[Web page and app entries]
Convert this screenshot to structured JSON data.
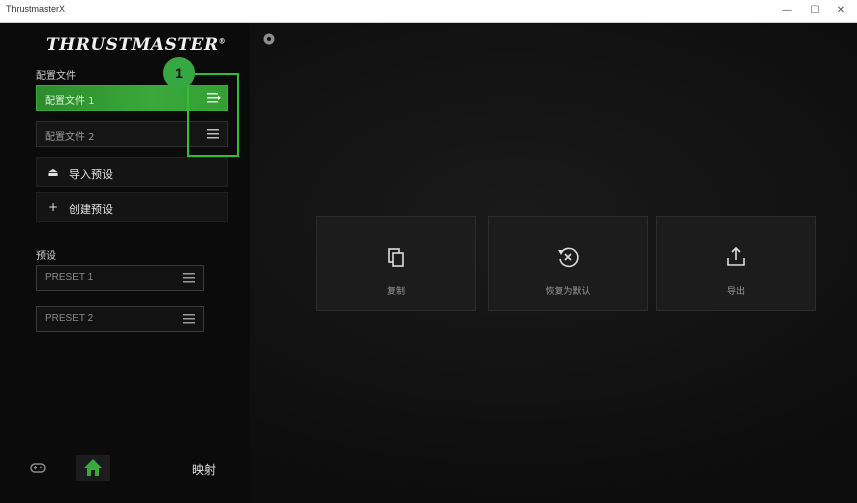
{
  "window": {
    "title": "ThrustmasterX",
    "minimize": "—",
    "maximize": "☐",
    "close": "✕"
  },
  "sidebar": {
    "logo": "THRUSTMASTER",
    "logo_mark": "®",
    "profiles_heading": "配置文件",
    "profiles": [
      {
        "label": "配置文件 1",
        "active": true
      },
      {
        "label": "配置文件 2",
        "active": false
      }
    ],
    "actions": [
      {
        "label": "导入预设",
        "icon": "upload-icon",
        "glyph": "⏏"
      },
      {
        "label": "创建预设",
        "icon": "plus-icon",
        "glyph": "+"
      }
    ],
    "presets_heading": "预设",
    "presets": [
      {
        "label": "PRESET 1"
      },
      {
        "label": "PRESET 2"
      }
    ],
    "bottom_nav": {
      "home_label": "映射"
    }
  },
  "callout": {
    "number": "1",
    "color": "#2fbf2f"
  },
  "main": {
    "cards": [
      {
        "label": "复制",
        "icon": "copy-icon"
      },
      {
        "label": "恢复为默认",
        "icon": "reset-icon"
      },
      {
        "label": "导出",
        "icon": "export-icon"
      }
    ]
  },
  "colors": {
    "accent_green": "#3aa83a",
    "background": "#0e0e0e"
  }
}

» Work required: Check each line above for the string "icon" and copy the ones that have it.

» Output of the task:
        "icon": "upload-icon",
        "icon": "plus-icon",
        "icon": "copy-icon"
        "icon": "reset-icon"
        "icon": "export-icon"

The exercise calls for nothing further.